The ubiquitous smartphone promises to be a gateway to improved care for patients with chronic diseases. The Technology Applications Center for Healthful Lifestyles(TACHL) in the MUSC Health College of Nursing, led by Frank A. Treiber, Ph.D., Director, and Kenneth Ruggiero, Ph.D., Associate Director, TACHL is committed to developing patient-friendly mobile health (mHealth) technology that seamlessly connects patients and health care providers using apps, body sensors, remote monitoring devices, and the electronic health record. It is collaborating on over 30 funded mHealth projects addressing the prevention and management of the leading chronic diseases in South Carolina.
TACHL designs or optimizes apps that remind patients to take medications or check key health measures such as blood pressure, give immediate audio and visual feedback, and promote patient engagement by providing personalized motivational and social reinforcement. Health care providers receive reports summarizing medication intake and vital sign functioning, enabling them to make nimble adjustments to treatment plans. Most importantly, patients guide how these apps are constructed, so that they are more likely to make them a part of their everyday activities. For example, in collaboration with pediatrician Ronald J. Teufel, M.D., and with funding from the South Carolina Clinical and Translational Research Institute, Treiber and TACHL Senior Systems Architect Sachin K. Patel, MS, developed the Smart Phone Asthma Monitoring System (SAMS) to ensure better follow-up care for children hospitalized with severe asthma. The app, which was developed with guidance from youth with asthma and their parents, syncs to Bluetooth-enabled controller, and rescue inhalers and transmits summarized usage data to providers. It also guides children how to use the inhaler properly, even recording a brief video so that MUSC Children’s Hospital pediatric respiratory therapists such as Anita B. Shuler, RRT, AE-C, can evaluate their technique. Children answer a series of questions daily about their symptoms and the circumstances surrounding inhaler use. An interface is being developed to provide parents treatment recommendations based on their child’s data profile.

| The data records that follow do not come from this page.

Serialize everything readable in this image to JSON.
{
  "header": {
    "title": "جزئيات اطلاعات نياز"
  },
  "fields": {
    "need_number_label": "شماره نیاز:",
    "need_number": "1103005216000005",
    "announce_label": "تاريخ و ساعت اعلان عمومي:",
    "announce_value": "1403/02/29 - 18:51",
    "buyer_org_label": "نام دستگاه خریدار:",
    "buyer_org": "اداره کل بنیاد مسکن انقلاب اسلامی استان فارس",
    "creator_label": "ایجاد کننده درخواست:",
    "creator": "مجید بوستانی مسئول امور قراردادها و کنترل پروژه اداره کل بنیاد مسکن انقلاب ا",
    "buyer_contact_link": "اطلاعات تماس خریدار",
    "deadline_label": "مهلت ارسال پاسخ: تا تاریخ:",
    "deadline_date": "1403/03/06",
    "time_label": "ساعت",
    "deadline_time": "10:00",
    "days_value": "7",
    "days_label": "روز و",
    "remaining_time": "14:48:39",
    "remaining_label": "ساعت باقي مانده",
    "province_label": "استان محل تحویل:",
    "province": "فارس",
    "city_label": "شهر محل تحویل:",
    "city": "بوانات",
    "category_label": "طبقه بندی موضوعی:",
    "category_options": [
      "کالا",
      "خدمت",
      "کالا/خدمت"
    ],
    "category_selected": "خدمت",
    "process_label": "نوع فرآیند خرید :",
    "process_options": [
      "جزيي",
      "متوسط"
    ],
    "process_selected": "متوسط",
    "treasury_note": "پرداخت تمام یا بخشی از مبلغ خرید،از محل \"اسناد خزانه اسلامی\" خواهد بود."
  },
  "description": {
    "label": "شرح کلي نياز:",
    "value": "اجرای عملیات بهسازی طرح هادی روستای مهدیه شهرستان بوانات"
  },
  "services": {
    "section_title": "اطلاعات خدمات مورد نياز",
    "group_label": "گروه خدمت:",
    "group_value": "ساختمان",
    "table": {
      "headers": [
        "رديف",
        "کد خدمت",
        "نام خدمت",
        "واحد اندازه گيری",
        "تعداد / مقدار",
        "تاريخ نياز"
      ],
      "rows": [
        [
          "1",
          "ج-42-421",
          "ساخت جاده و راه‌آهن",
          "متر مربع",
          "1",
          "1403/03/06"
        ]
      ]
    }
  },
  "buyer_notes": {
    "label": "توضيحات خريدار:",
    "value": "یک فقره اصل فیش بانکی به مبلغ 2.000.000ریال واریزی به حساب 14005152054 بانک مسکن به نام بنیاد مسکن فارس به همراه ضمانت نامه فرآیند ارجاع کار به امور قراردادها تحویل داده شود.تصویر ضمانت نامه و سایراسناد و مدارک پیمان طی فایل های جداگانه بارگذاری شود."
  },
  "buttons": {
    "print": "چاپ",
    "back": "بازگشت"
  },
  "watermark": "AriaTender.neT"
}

The app is now being tested in a feasibility trial with patients in Charleston and Columbia. With funding from the Center for Telehealth, Shuler, and other pediatric respiratory therapists will begin piloting one-month telehealth followup visits with these children in early 2016, basing treatment recommendations on reports generated using app-collected data.